:: Work instructions ::
The pictures get dropped, while every remaining part of the listing is copied exactly.

---*---

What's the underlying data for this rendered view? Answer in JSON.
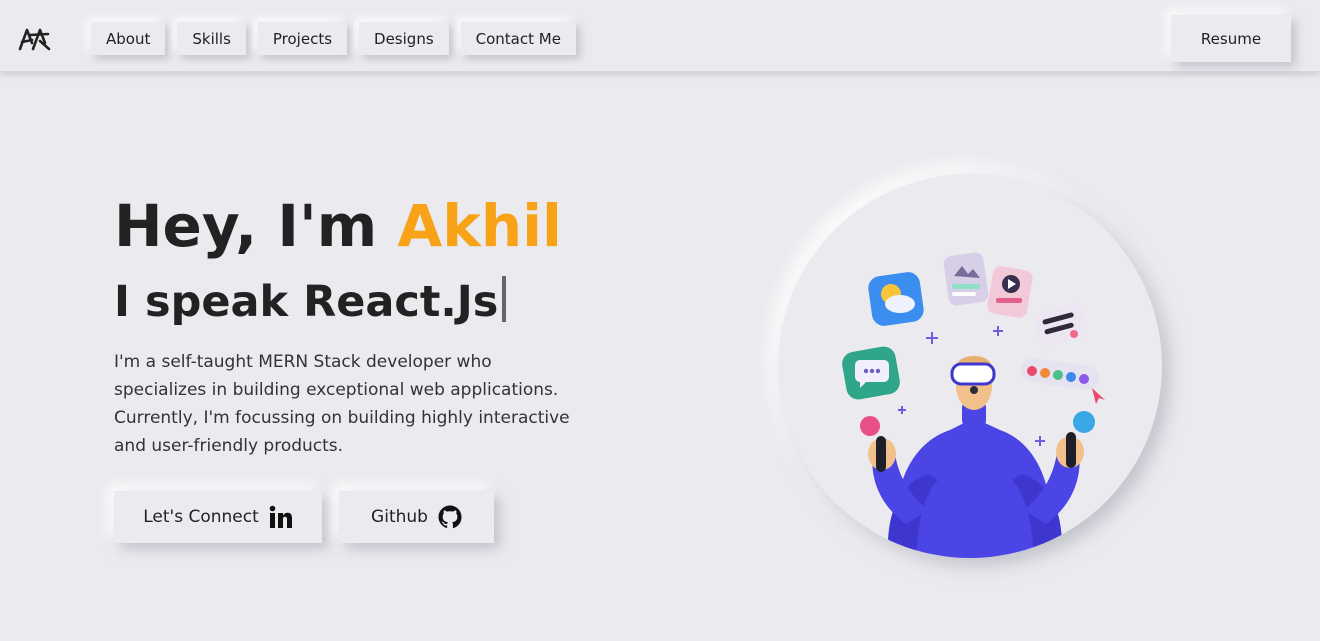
{
  "nav": {
    "logo": "logo",
    "links": [
      {
        "label": "About"
      },
      {
        "label": "Skills"
      },
      {
        "label": "Projects"
      },
      {
        "label": "Designs"
      },
      {
        "label": "Contact Me"
      }
    ],
    "resume_label": "Resume"
  },
  "hero": {
    "greeting": "Hey, I'm ",
    "name": "Akhil",
    "tagline": "I speak React.Js",
    "description": "I'm a self-taught MERN Stack developer who specializes in building exceptional web applications. Currently, I'm focussing on building highly interactive and user-friendly products.",
    "connect_label": "Let's Connect",
    "github_label": "Github"
  },
  "colors": {
    "background": "#ebebef",
    "accent": "#f8a317",
    "text": "#222222"
  },
  "icons": {
    "connect": "linkedin-icon",
    "github": "github-icon"
  }
}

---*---

:: Result of this task ::
What's the underlying data for this rendered view? Answer in JSON.
{
  "nav": {
    "logo": "logo",
    "links": [
      {
        "label": "About"
      },
      {
        "label": "Skills"
      },
      {
        "label": "Projects"
      },
      {
        "label": "Designs"
      },
      {
        "label": "Contact Me"
      }
    ],
    "resume_label": "Resume"
  },
  "hero": {
    "greeting": "Hey, I'm ",
    "name": "Akhil",
    "tagline": "I speak React.Js",
    "description": "I'm a self-taught MERN Stack developer who specializes in building exceptional web applications. Currently, I'm focussing on building highly interactive and user-friendly products.",
    "connect_label": "Let's Connect",
    "github_label": "Github"
  },
  "colors": {
    "background": "#ebebef",
    "accent": "#f8a317",
    "text": "#222222"
  },
  "icons": {
    "connect": "linkedin-icon",
    "github": "github-icon"
  }
}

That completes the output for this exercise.